EXERCISE DIRECTIONS –
Every entry below should be printed exactly, without its images.

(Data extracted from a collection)

┄┄┄┄┄┄┄┄┄┄┄┄┄┄┄┄┄┄┄┄

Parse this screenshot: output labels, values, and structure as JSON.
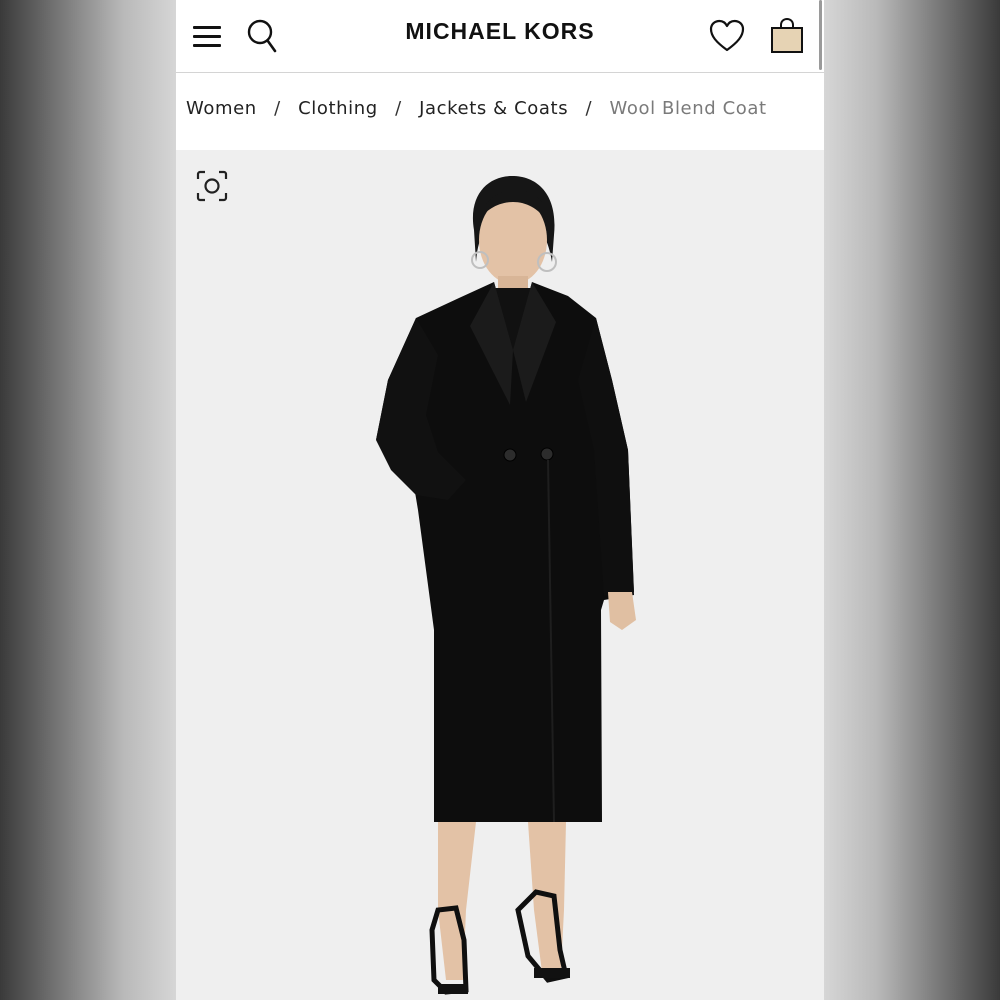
{
  "header": {
    "brand": "MICHAEL KORS",
    "icons": {
      "menu": "hamburger-menu-icon",
      "search": "search-icon",
      "wishlist": "heart-icon",
      "bag": "shopping-bag-icon"
    }
  },
  "breadcrumb": {
    "items": [
      "Women",
      "Clothing",
      "Jackets & Coats"
    ],
    "current": "Wool Blend Coat",
    "separator": "/"
  },
  "product_image": {
    "zoom_icon": "camera-scan-icon",
    "background": "#efefef",
    "coat_color": "#0d0d0d"
  },
  "colors": {
    "bag_fill": "#e6d3b4",
    "text_primary": "#111111",
    "text_muted": "#7a7a7a"
  }
}
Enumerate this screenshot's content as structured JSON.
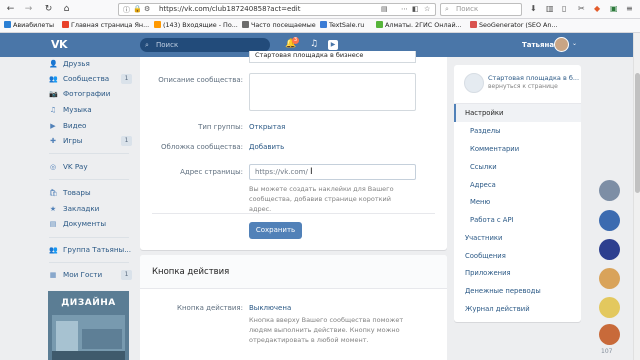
{
  "browser": {
    "url": "https://vk.com/club187240858?act=edit",
    "search_placeholder": "Поиск"
  },
  "bookmarks": [
    {
      "label": "Авиабилеты",
      "color": "#2a7fd4"
    },
    {
      "label": "Главная страница Ян...",
      "color": "#e8412b"
    },
    {
      "label": "(143) Входящие - По...",
      "color": "#ff9900"
    },
    {
      "label": "Часто посещаемые",
      "color": "#6b6b6b"
    },
    {
      "label": "TextSale.ru",
      "color": "#3a7bd5"
    },
    {
      "label": "Алматы. 2ГИС Онлай...",
      "color": "#56b43a"
    },
    {
      "label": "SeoGenerator (SEO An...",
      "color": "#d9534f"
    }
  ],
  "vk_header": {
    "logo": "VK",
    "search_placeholder": "Поиск",
    "notif_count": "3",
    "user_name": "Татьяна"
  },
  "sidebar": {
    "items": [
      {
        "label": "Друзья",
        "icon": "friends-icon",
        "glyph": "👤",
        "count": ""
      },
      {
        "label": "Сообщества",
        "icon": "communities-icon",
        "glyph": "👥",
        "count": "1"
      },
      {
        "label": "Фотографии",
        "icon": "photos-icon",
        "glyph": "📷",
        "count": ""
      },
      {
        "label": "Музыка",
        "icon": "music-icon",
        "glyph": "♫",
        "count": ""
      },
      {
        "label": "Видео",
        "icon": "video-icon",
        "glyph": "▶",
        "count": ""
      },
      {
        "label": "Игры",
        "icon": "games-icon",
        "glyph": "✚",
        "count": "1"
      },
      {
        "label": "VK Pay",
        "icon": "vkpay-icon",
        "glyph": "◎",
        "count": ""
      },
      {
        "label": "Товары",
        "icon": "goods-icon",
        "glyph": "🛍",
        "count": ""
      },
      {
        "label": "Закладки",
        "icon": "bookmarks-icon",
        "glyph": "★",
        "count": ""
      },
      {
        "label": "Документы",
        "icon": "documents-icon",
        "glyph": "▤",
        "count": ""
      },
      {
        "label": "Группа Татьяны...",
        "icon": "group-icon",
        "glyph": "👥",
        "count": ""
      },
      {
        "label": "Мои Гости",
        "icon": "guests-icon",
        "glyph": "▦",
        "count": "1"
      }
    ],
    "ad_title": "ДИЗАЙНА"
  },
  "form": {
    "top_value": "Стартовая площадка в бизнесе",
    "description_label": "Описание сообщества:",
    "type_label": "Тип группы:",
    "type_value": "Открытая",
    "cover_label": "Обложка сообщества:",
    "cover_value": "Добавить",
    "address_label": "Адрес страницы:",
    "address_placeholder": "https://vk.com/",
    "address_hint": "Вы можете создать наклейки для Вашего сообщества, добавив странице короткий адрес.",
    "save_label": "Сохранить"
  },
  "action_button": {
    "title": "Кнопка действия",
    "label": "Кнопка действия:",
    "value": "Выключена",
    "hint": "Кнопка вверху Вашего сообщества поможет людям выполнить действие. Кнопку можно отредактировать в любой момент."
  },
  "right_panel": {
    "group_title": "Стартовая площадка в б...",
    "group_sub": "вернуться к странице",
    "menu": [
      {
        "label": "Настройки",
        "sub": false,
        "active": true
      },
      {
        "label": "Разделы",
        "sub": true,
        "active": false
      },
      {
        "label": "Комментарии",
        "sub": true,
        "active": false
      },
      {
        "label": "Ссылки",
        "sub": true,
        "active": false
      },
      {
        "label": "Адреса",
        "sub": true,
        "active": false
      },
      {
        "label": "Меню",
        "sub": true,
        "active": false
      },
      {
        "label": "Работа с API",
        "sub": true,
        "active": false
      },
      {
        "label": "Участники",
        "sub": false,
        "active": false
      },
      {
        "label": "Сообщения",
        "sub": false,
        "active": false
      },
      {
        "label": "Приложения",
        "sub": false,
        "active": false
      },
      {
        "label": "Денежные переводы",
        "sub": false,
        "active": false
      },
      {
        "label": "Журнал действий",
        "sub": false,
        "active": false
      }
    ]
  },
  "friends_online": {
    "count": "107",
    "colors": [
      "#7d8ea5",
      "#3c6bb0",
      "#2d3f8f",
      "#d9a35a",
      "#e3c85e",
      "#c86a3a",
      "#8a6b5a"
    ]
  }
}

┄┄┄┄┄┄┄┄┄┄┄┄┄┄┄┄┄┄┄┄

EXERCISE SOLUTION –
Parse this screenshot: output labels, values, and structure as JSON.
{
  "header": {
    "brand": "MICHAEL KORS",
    "icons": {
      "menu": "hamburger-menu-icon",
      "search": "search-icon",
      "wishlist": "heart-icon",
      "bag": "shopping-bag-icon"
    }
  },
  "breadcrumb": {
    "items": [
      "Women",
      "Clothing",
      "Jackets & Coats"
    ],
    "current": "Wool Blend Coat",
    "separator": "/"
  },
  "product_image": {
    "zoom_icon": "camera-scan-icon",
    "background": "#efefef",
    "coat_color": "#0d0d0d"
  },
  "colors": {
    "bag_fill": "#e6d3b4",
    "text_primary": "#111111",
    "text_muted": "#7a7a7a"
  }
}
Enumerate this screenshot's content as structured JSON.
{
  "browser": {
    "url": "https://vk.com/club187240858?act=edit",
    "search_placeholder": "Поиск"
  },
  "bookmarks": [
    {
      "label": "Авиабилеты",
      "color": "#2a7fd4"
    },
    {
      "label": "Главная страница Ян...",
      "color": "#e8412b"
    },
    {
      "label": "(143) Входящие - По...",
      "color": "#ff9900"
    },
    {
      "label": "Часто посещаемые",
      "color": "#6b6b6b"
    },
    {
      "label": "TextSale.ru",
      "color": "#3a7bd5"
    },
    {
      "label": "Алматы. 2ГИС Онлай...",
      "color": "#56b43a"
    },
    {
      "label": "SeoGenerator (SEO An...",
      "color": "#d9534f"
    }
  ],
  "vk_header": {
    "logo": "VK",
    "search_placeholder": "Поиск",
    "notif_count": "3",
    "user_name": "Татьяна"
  },
  "sidebar": {
    "items": [
      {
        "label": "Друзья",
        "icon": "friends-icon",
        "glyph": "👤",
        "count": ""
      },
      {
        "label": "Сообщества",
        "icon": "communities-icon",
        "glyph": "👥",
        "count": "1"
      },
      {
        "label": "Фотографии",
        "icon": "photos-icon",
        "glyph": "📷",
        "count": ""
      },
      {
        "label": "Музыка",
        "icon": "music-icon",
        "glyph": "♫",
        "count": ""
      },
      {
        "label": "Видео",
        "icon": "video-icon",
        "glyph": "▶",
        "count": ""
      },
      {
        "label": "Игры",
        "icon": "games-icon",
        "glyph": "✚",
        "count": "1"
      },
      {
        "label": "VK Pay",
        "icon": "vkpay-icon",
        "glyph": "◎",
        "count": ""
      },
      {
        "label": "Товары",
        "icon": "goods-icon",
        "glyph": "🛍",
        "count": ""
      },
      {
        "label": "Закладки",
        "icon": "bookmarks-icon",
        "glyph": "★",
        "count": ""
      },
      {
        "label": "Документы",
        "icon": "documents-icon",
        "glyph": "▤",
        "count": ""
      },
      {
        "label": "Группа Татьяны...",
        "icon": "group-icon",
        "glyph": "👥",
        "count": ""
      },
      {
        "label": "Мои Гости",
        "icon": "guests-icon",
        "glyph": "▦",
        "count": "1"
      }
    ],
    "ad_title": "ДИЗАЙНА"
  },
  "form": {
    "top_value": "Стартовая площадка в бизнесе",
    "description_label": "Описание сообщества:",
    "type_label": "Тип группы:",
    "type_value": "Открытая",
    "cover_label": "Обложка сообщества:",
    "cover_value": "Добавить",
    "address_label": "Адрес страницы:",
    "address_placeholder": "https://vk.com/",
    "address_hint": "Вы можете создать наклейки для Вашего сообщества, добавив странице короткий адрес.",
    "save_label": "Сохранить"
  },
  "action_button": {
    "title": "Кнопка действия",
    "label": "Кнопка действия:",
    "value": "Выключена",
    "hint": "Кнопка вверху Вашего сообщества поможет людям выполнить действие. Кнопку можно отредактировать в любой момент."
  },
  "right_panel": {
    "group_title": "Стартовая площадка в б...",
    "group_sub": "вернуться к странице",
    "menu": [
      {
        "label": "Настройки",
        "sub": false,
        "active": true
      },
      {
        "label": "Разделы",
        "sub": true,
        "active": false
      },
      {
        "label": "Комментарии",
        "sub": true,
        "active": false
      },
      {
        "label": "Ссылки",
        "sub": true,
        "active": false
      },
      {
        "label": "Адреса",
        "sub": true,
        "active": false
      },
      {
        "label": "Меню",
        "sub": true,
        "active": false
      },
      {
        "label": "Работа с API",
        "sub": true,
        "active": false
      },
      {
        "label": "Участники",
        "sub": false,
        "active": false
      },
      {
        "label": "Сообщения",
        "sub": false,
        "active": false
      },
      {
        "label": "Приложения",
        "sub": false,
        "active": false
      },
      {
        "label": "Денежные переводы",
        "sub": false,
        "active": false
      },
      {
        "label": "Журнал действий",
        "sub": false,
        "active": false
      }
    ]
  },
  "friends_online": {
    "count": "107",
    "colors": [
      "#7d8ea5",
      "#3c6bb0",
      "#2d3f8f",
      "#d9a35a",
      "#e3c85e",
      "#c86a3a",
      "#8a6b5a"
    ]
  }
}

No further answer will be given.